• Exercise description:
Retype all the records below exactly as they are, with no image carried over.

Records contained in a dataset
┄┄┄┄┄┄┄┄┄┄

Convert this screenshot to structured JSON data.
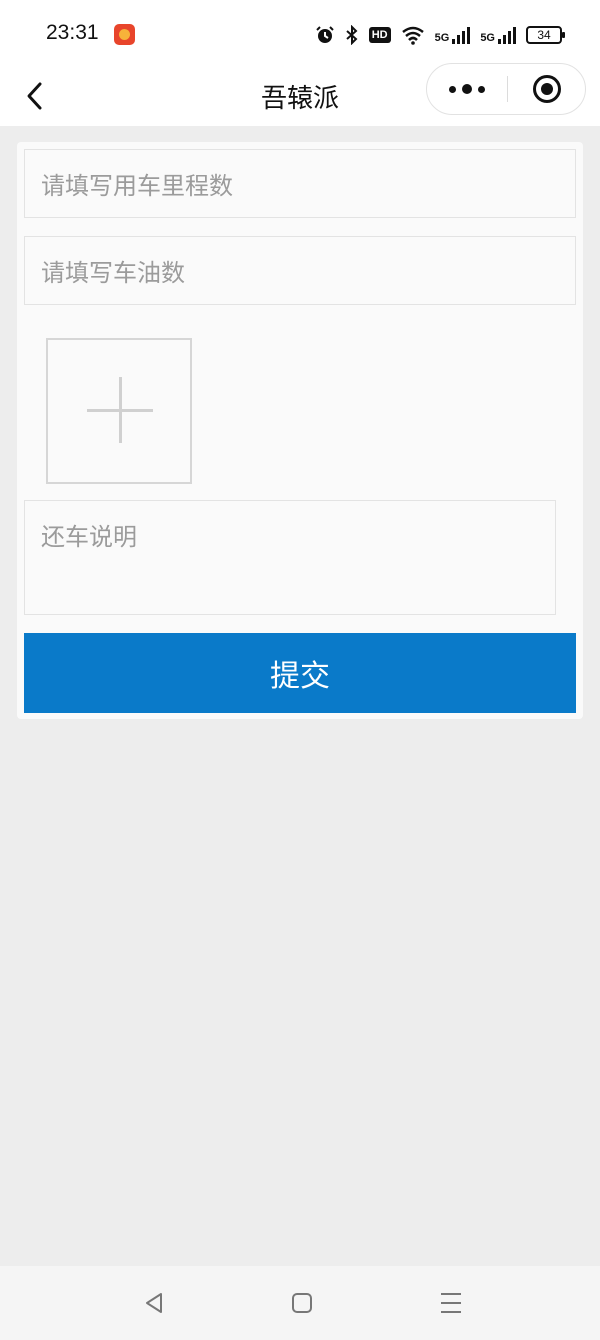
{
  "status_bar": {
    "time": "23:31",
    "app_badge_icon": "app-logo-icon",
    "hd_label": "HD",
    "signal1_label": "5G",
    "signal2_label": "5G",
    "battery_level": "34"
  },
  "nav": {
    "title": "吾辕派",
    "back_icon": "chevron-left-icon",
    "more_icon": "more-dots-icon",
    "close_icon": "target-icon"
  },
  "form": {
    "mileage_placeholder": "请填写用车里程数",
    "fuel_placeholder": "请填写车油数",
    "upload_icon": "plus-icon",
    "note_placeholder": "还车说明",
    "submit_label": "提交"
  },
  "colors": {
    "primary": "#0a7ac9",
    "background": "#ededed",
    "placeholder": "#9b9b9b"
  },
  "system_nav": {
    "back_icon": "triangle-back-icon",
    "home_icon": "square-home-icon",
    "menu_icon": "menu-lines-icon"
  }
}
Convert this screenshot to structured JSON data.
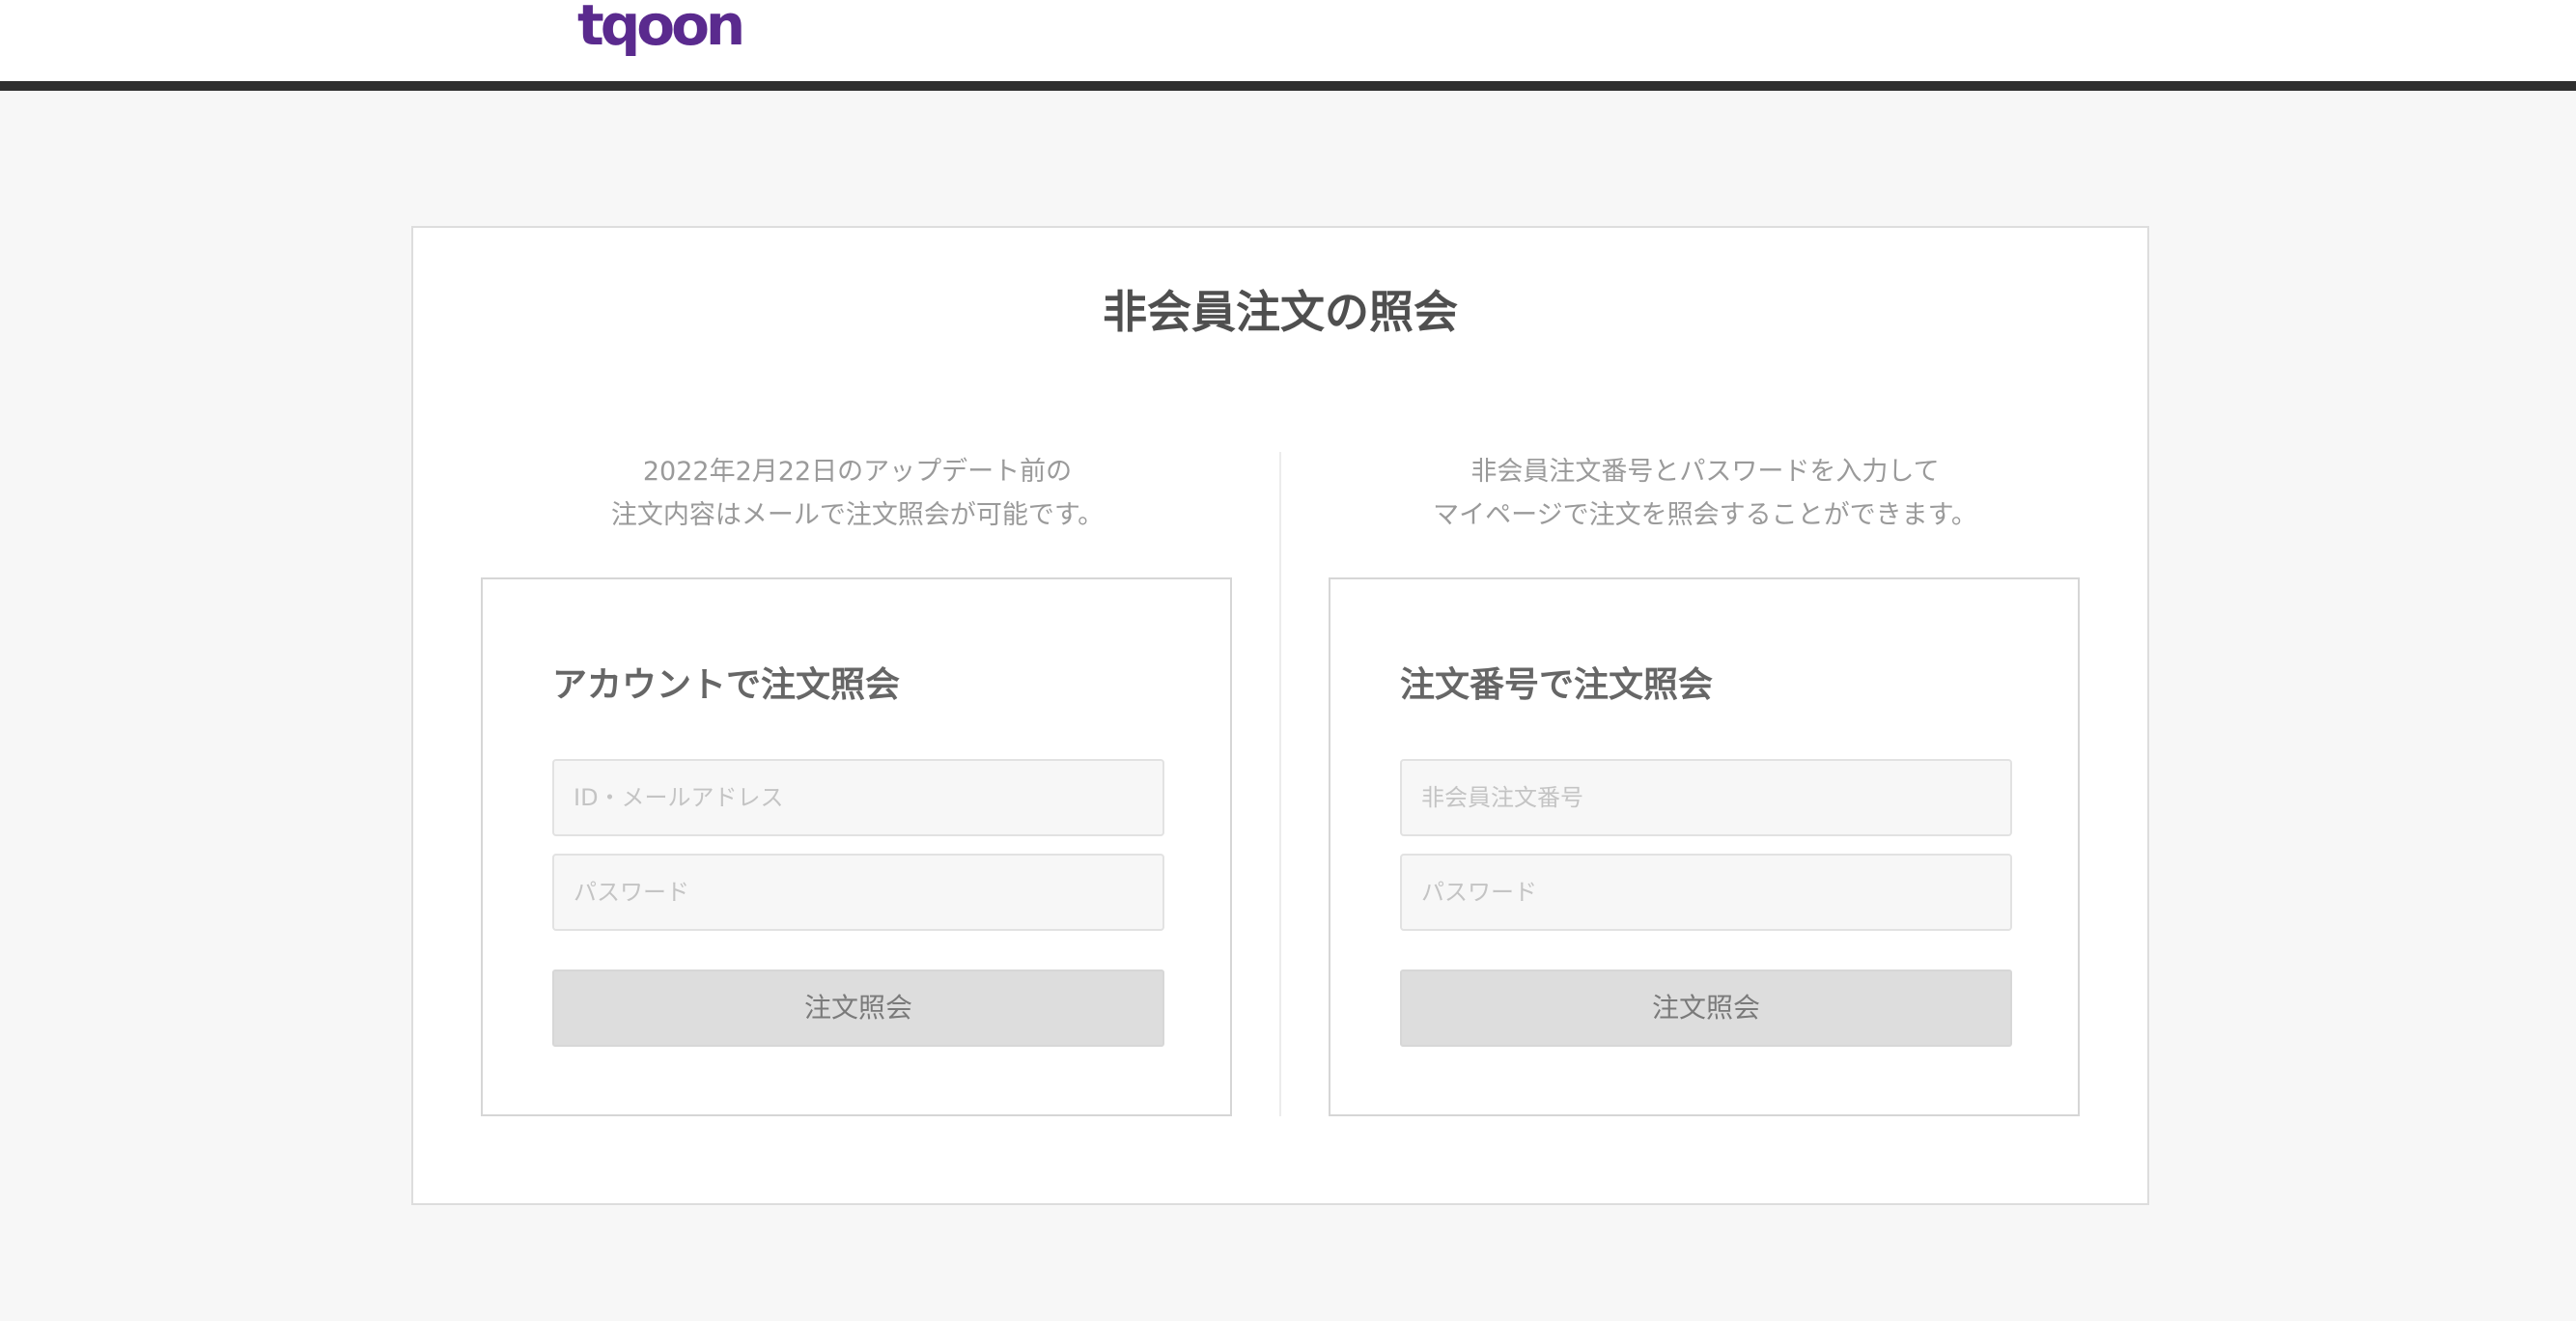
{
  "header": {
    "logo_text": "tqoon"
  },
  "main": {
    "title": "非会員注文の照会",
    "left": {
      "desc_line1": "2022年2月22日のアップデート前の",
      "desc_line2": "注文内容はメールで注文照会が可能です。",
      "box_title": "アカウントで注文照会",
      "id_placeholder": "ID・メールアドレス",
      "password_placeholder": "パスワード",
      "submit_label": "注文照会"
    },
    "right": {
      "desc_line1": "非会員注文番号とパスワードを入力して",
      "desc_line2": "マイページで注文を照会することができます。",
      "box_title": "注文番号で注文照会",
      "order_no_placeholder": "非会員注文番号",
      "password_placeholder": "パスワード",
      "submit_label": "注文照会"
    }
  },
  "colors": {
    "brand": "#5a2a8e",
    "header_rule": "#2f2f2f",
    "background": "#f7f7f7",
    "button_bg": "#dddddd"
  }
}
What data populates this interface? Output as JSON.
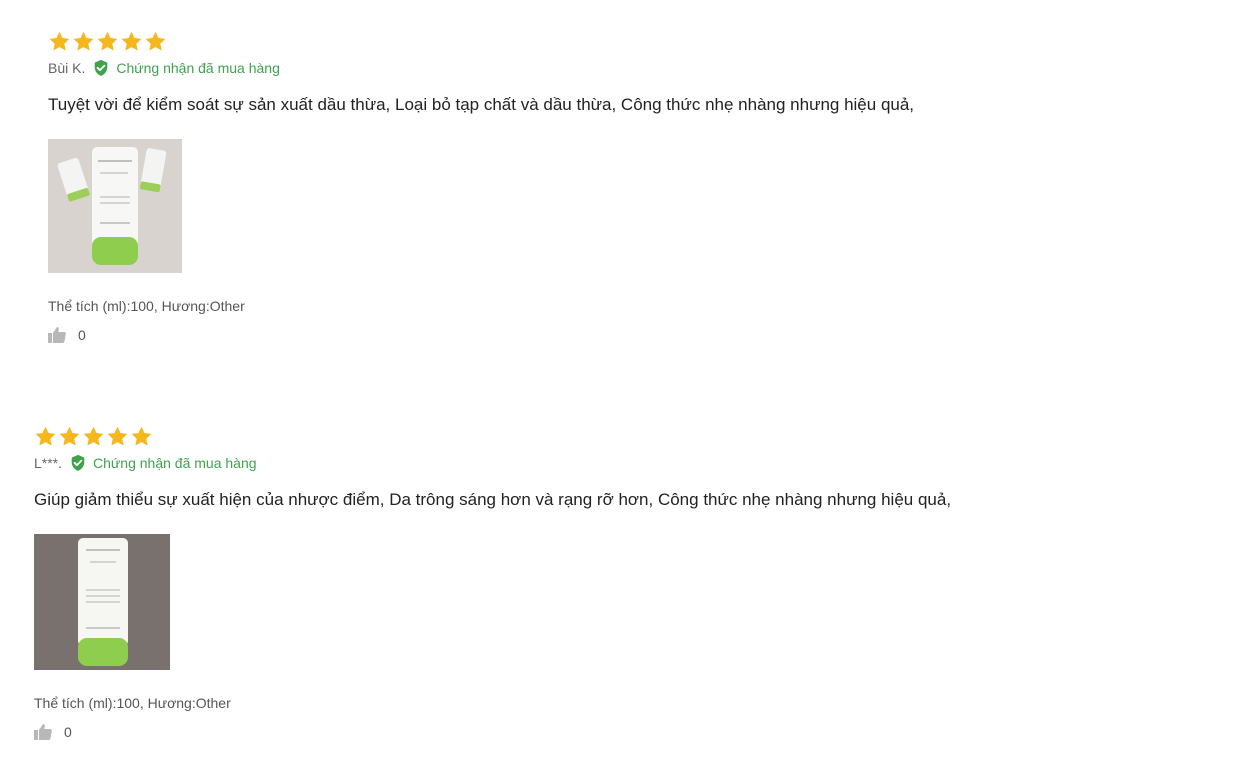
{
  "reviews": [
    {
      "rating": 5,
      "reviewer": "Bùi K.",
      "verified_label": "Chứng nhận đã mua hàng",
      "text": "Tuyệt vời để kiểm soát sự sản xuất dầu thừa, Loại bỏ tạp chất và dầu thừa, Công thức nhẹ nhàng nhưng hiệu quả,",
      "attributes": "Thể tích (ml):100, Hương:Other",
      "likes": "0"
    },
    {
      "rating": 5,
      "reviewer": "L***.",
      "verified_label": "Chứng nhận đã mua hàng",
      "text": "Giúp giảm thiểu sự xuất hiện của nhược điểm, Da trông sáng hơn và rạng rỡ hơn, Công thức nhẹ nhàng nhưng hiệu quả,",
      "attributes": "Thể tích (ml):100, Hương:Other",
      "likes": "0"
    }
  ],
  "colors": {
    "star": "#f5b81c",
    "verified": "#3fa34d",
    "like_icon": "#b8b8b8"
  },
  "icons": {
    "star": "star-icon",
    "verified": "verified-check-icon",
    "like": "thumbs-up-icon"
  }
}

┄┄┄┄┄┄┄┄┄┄

• Problem solution:
Convert this screenshot to structured JSON data.
{
  "status_bar": {
    "time": "23:31",
    "app_badge_icon": "app-logo-icon",
    "hd_label": "HD",
    "signal1_label": "5G",
    "signal2_label": "5G",
    "battery_level": "34"
  },
  "nav": {
    "title": "吾辕派",
    "back_icon": "chevron-left-icon",
    "more_icon": "more-dots-icon",
    "close_icon": "target-icon"
  },
  "form": {
    "mileage_placeholder": "请填写用车里程数",
    "fuel_placeholder": "请填写车油数",
    "upload_icon": "plus-icon",
    "note_placeholder": "还车说明",
    "submit_label": "提交"
  },
  "colors": {
    "primary": "#0a7ac9",
    "background": "#ededed",
    "placeholder": "#9b9b9b"
  },
  "system_nav": {
    "back_icon": "triangle-back-icon",
    "home_icon": "square-home-icon",
    "menu_icon": "menu-lines-icon"
  }
}
Convert this screenshot to structured JSON data.
{
  "header": {
    "logo_text": "tqoon"
  },
  "main": {
    "title": "非会員注文の照会",
    "left": {
      "desc_line1": "2022年2月22日のアップデート前の",
      "desc_line2": "注文内容はメールで注文照会が可能です。",
      "box_title": "アカウントで注文照会",
      "id_placeholder": "ID・メールアドレス",
      "password_placeholder": "パスワード",
      "submit_label": "注文照会"
    },
    "right": {
      "desc_line1": "非会員注文番号とパスワードを入力して",
      "desc_line2": "マイページで注文を照会することができます。",
      "box_title": "注文番号で注文照会",
      "order_no_placeholder": "非会員注文番号",
      "password_placeholder": "パスワード",
      "submit_label": "注文照会"
    }
  },
  "colors": {
    "brand": "#5a2a8e",
    "header_rule": "#2f2f2f",
    "background": "#f7f7f7",
    "button_bg": "#dddddd"
  }
}
What data populates this interface? Output as JSON.
{
  "reviews": [
    {
      "rating": 5,
      "reviewer": "Bùi K.",
      "verified_label": "Chứng nhận đã mua hàng",
      "text": "Tuyệt vời để kiểm soát sự sản xuất dầu thừa, Loại bỏ tạp chất và dầu thừa, Công thức nhẹ nhàng nhưng hiệu quả,",
      "attributes": "Thể tích (ml):100, Hương:Other",
      "likes": "0"
    },
    {
      "rating": 5,
      "reviewer": "L***.",
      "verified_label": "Chứng nhận đã mua hàng",
      "text": "Giúp giảm thiểu sự xuất hiện của nhược điểm, Da trông sáng hơn và rạng rỡ hơn, Công thức nhẹ nhàng nhưng hiệu quả,",
      "attributes": "Thể tích (ml):100, Hương:Other",
      "likes": "0"
    }
  ],
  "colors": {
    "star": "#f5b81c",
    "verified": "#3fa34d",
    "like_icon": "#b8b8b8"
  },
  "icons": {
    "star": "star-icon",
    "verified": "verified-check-icon",
    "like": "thumbs-up-icon"
  }
}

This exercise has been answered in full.